The fund allowed Bona to offload some production risk, while still enabling the company to keep control of production and secure Chinese rights for its distribution pipeline. (Distribution Workshop also often got to handle international sales on many of the fund titles.) It also enabled Bona to step up its expansion into cinema ownership, a move that Yu says gave Bona a degree of extra control in distribution, and also helped smooth out corporate earnings by allowing the company to share the box office successes of other producers and distributors.
Other corporate moves by Bona included the co-investment with rival Huayi into China Lion Distribution, a specialty North American distributor that releases Chinese movies into the diaspora markets, and the 2012 investment into Bona by News Corp. (later 21st Century Fox).
The move was supposedly initiated by Rupert Murdoch’s then-wife, Wendi, and gave News Corp. a rare stake (and board member) in a Chinese distributor. It also seemed to cement a co-production deal with the studios’ local-language production arm, Fox Intl. Prods. The recent Chinese remake of Fox’s “Bride Wars” was the film from the pact.
By July 2014, however, and with the winds within News Corp. by then blowing in a different direction, the stake was sold to Yu and on to fast-moving Chinese conglomerate Fosun Intl., giving Fosun 19.9% of Bona.
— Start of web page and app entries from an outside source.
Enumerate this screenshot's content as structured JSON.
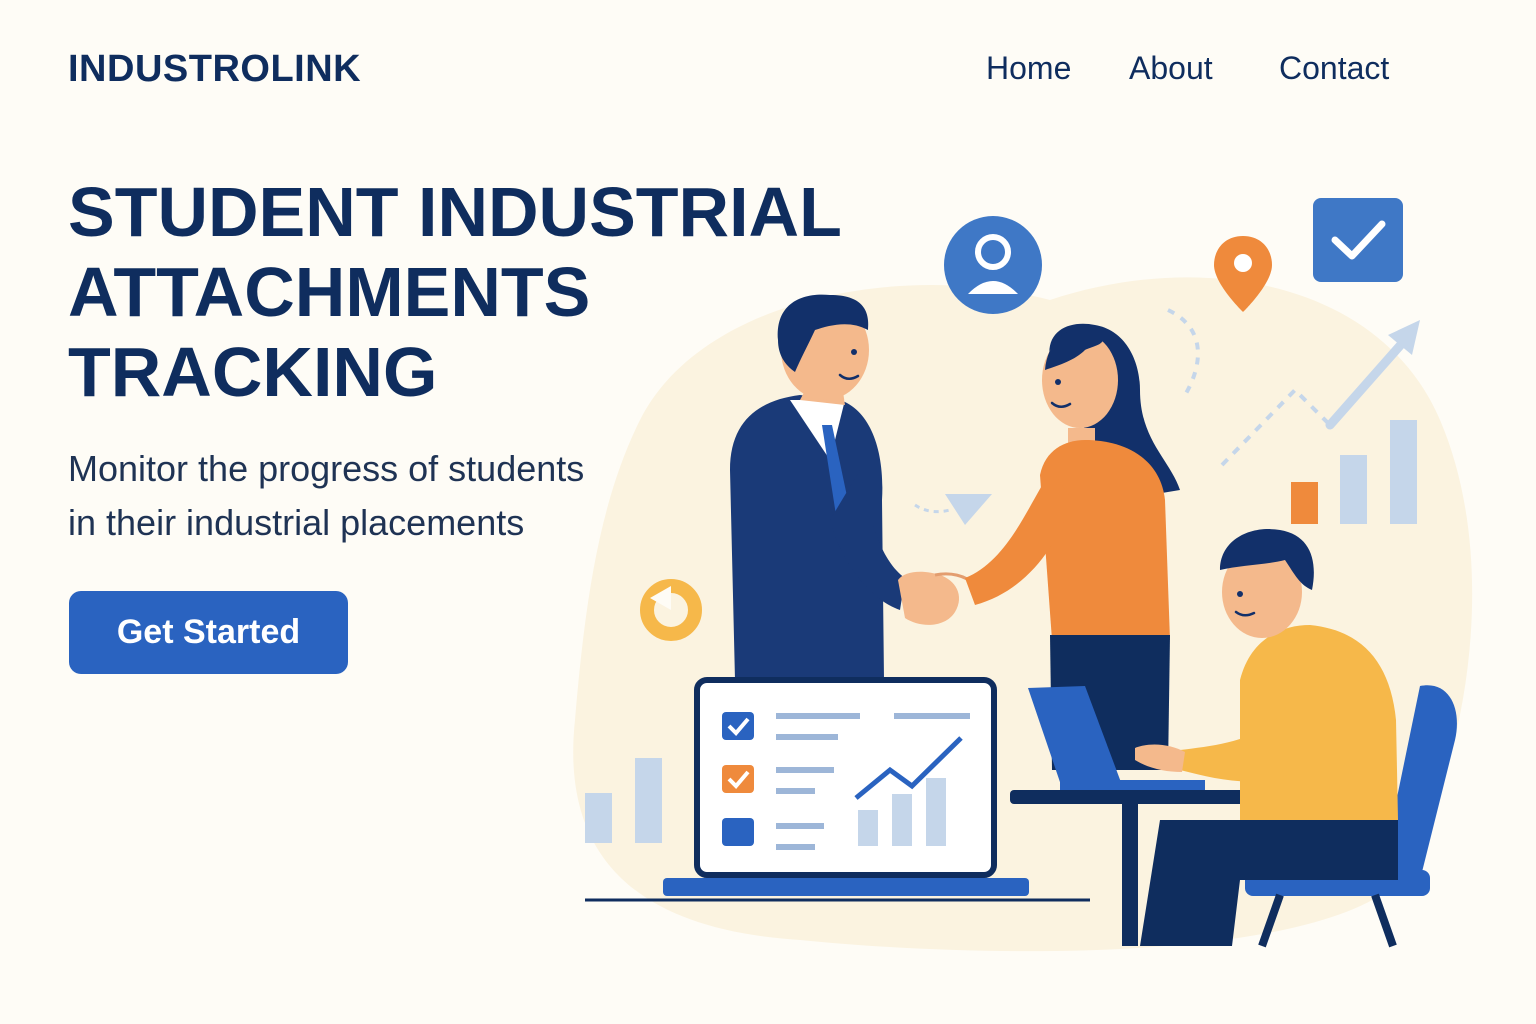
{
  "header": {
    "brand": "INDUSTROLINK",
    "nav": [
      {
        "label": "Home"
      },
      {
        "label": "About"
      },
      {
        "label": "Contact"
      }
    ]
  },
  "hero": {
    "title_lines": [
      "STUDENT INDUSTRIAL",
      "ATTACHMENTS",
      "TRACKING"
    ],
    "subtitle_lines": [
      "Monitor the progress of students",
      "in their industrial placements"
    ],
    "cta_label": "Get Started"
  },
  "illustration": {
    "scene": "handshake-team-illustration",
    "icons": [
      "user-icon",
      "location-pin-icon",
      "checkbox-icon",
      "donut-icon",
      "trend-arrow-icon"
    ],
    "colors": {
      "navy": "#0f2d5e",
      "blue": "#2a63c0",
      "light_blue": "#c5d6ea",
      "orange": "#ef8a3c",
      "yellow": "#f6b84a",
      "skin": "#f4b98c",
      "background": "#fefcf6"
    }
  }
}
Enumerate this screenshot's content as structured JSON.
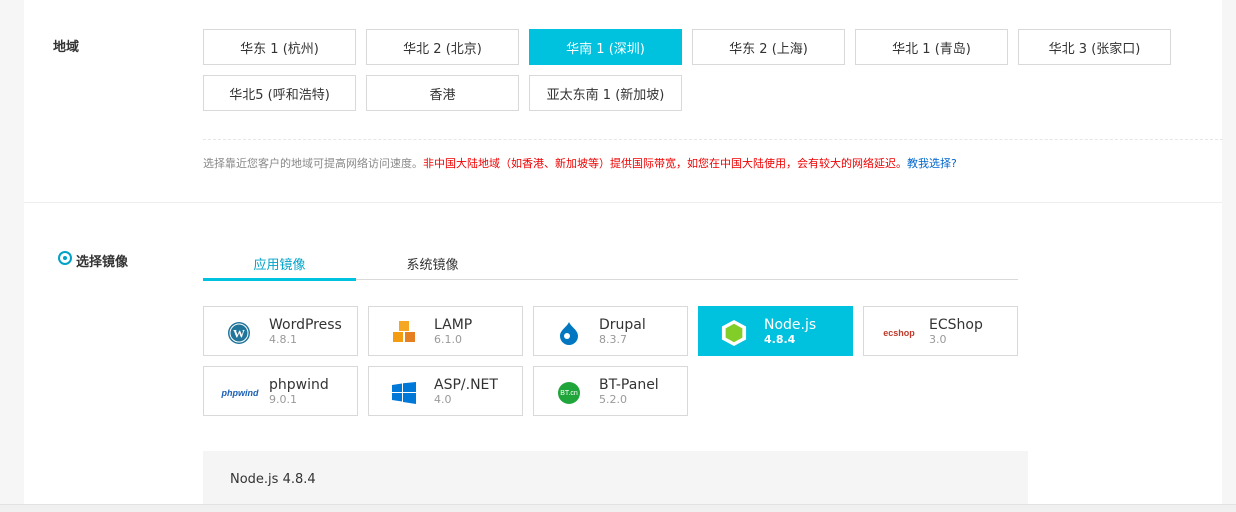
{
  "region": {
    "label": "地域",
    "options": [
      "华东 1 (杭州)",
      "华北 2 (北京)",
      "华南 1 (深圳)",
      "华东 2 (上海)",
      "华北 1 (青岛)",
      "华北 3 (张家口)",
      "华北5 (呼和浩特)",
      "香港",
      "亚太东南 1 (新加坡)"
    ],
    "selected": "华南 1 (深圳)",
    "hint_normal": "选择靠近您客户的地域可提高网络访问速度。",
    "hint_warning": "非中国大陆地域（如香港、新加坡等）提供国际带宽，如您在中国大陆使用，会有较大的网络延迟。",
    "hint_link": "教我选择?"
  },
  "image": {
    "label": "选择镜像",
    "tabs": [
      "应用镜像",
      "系统镜像"
    ],
    "active_tab": "应用镜像",
    "items": [
      {
        "name": "WordPress",
        "version": "4.8.1",
        "icon": "wordpress-icon"
      },
      {
        "name": "LAMP",
        "version": "6.1.0",
        "icon": "lamp-icon"
      },
      {
        "name": "Drupal",
        "version": "8.3.7",
        "icon": "drupal-icon"
      },
      {
        "name": "Node.js",
        "version": "4.8.4",
        "icon": "nodejs-icon"
      },
      {
        "name": "ECShop",
        "version": "3.0",
        "icon": "ecshop-icon",
        "logo_text": "ecshop"
      },
      {
        "name": "phpwind",
        "version": "9.0.1",
        "icon": "phpwind-icon",
        "logo_text": "phpwind"
      },
      {
        "name": "ASP/.NET",
        "version": "4.0",
        "icon": "windows-icon"
      },
      {
        "name": "BT-Panel",
        "version": "5.2.0",
        "icon": "btpanel-icon",
        "logo_text": "BT.cn"
      }
    ],
    "selected": "Node.js",
    "selected_info": "Node.js 4.8.4"
  },
  "colors": {
    "accent": "#00c1de",
    "warning": "#ee0000",
    "link": "#0066cc"
  }
}
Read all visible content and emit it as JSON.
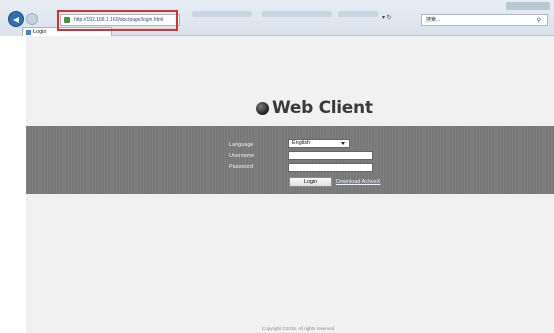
{
  "browser": {
    "address_url": "http://192.168.1.160/doc/page/login.html",
    "tab_title": "Login",
    "search_placeholder": "搜索...",
    "refresh_label": "▾ ↻"
  },
  "logo": {
    "title": "Web Client"
  },
  "login_form": {
    "language_label": "Language",
    "username_label": "Username",
    "password_label": "Password",
    "language_value": "English",
    "username_value": "",
    "password_value": "",
    "login_label": "Login",
    "download_label": "Download ActiveX"
  },
  "footer": {
    "text": "Copyright ©2015. All rights reserved."
  },
  "colors": {
    "band": "#787878",
    "highlight": "#d8302f",
    "page_bg": "#f1f1f2"
  }
}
The purchase put the company in the same Fosun-backed orbit as Jeff Robinov’s new Studio 8 outfit, as well as vacation firm Club Mediterranee and Korean talent agency SM Entertainment. With Studio 8, Bona quickly hatched a finance and distribution deal on Ang Lee’s “Billy Lynn’s Long Halftime Walk.”
Then, in July, Yu dropped a bombshell. Catching other investors on the hop, he announced a possible move to delist the company from NASDAQ. Numerous other Chinese firms have made similar “going private” moves and then relisted on Chinese share markets, where last year company valuations skyrocketed.
Yu’s plan may have come unstuck as Chinese stock markets plunged in July and August, causing sudden investment freezes and a government-decreed halt to IPOs.
But, given the still stratospheric valuations for Chinese media companies, and Yu’s own predictions about the continued growth of the Middle Kingdom theatrical box office, his play may yet prove to be another winning hand.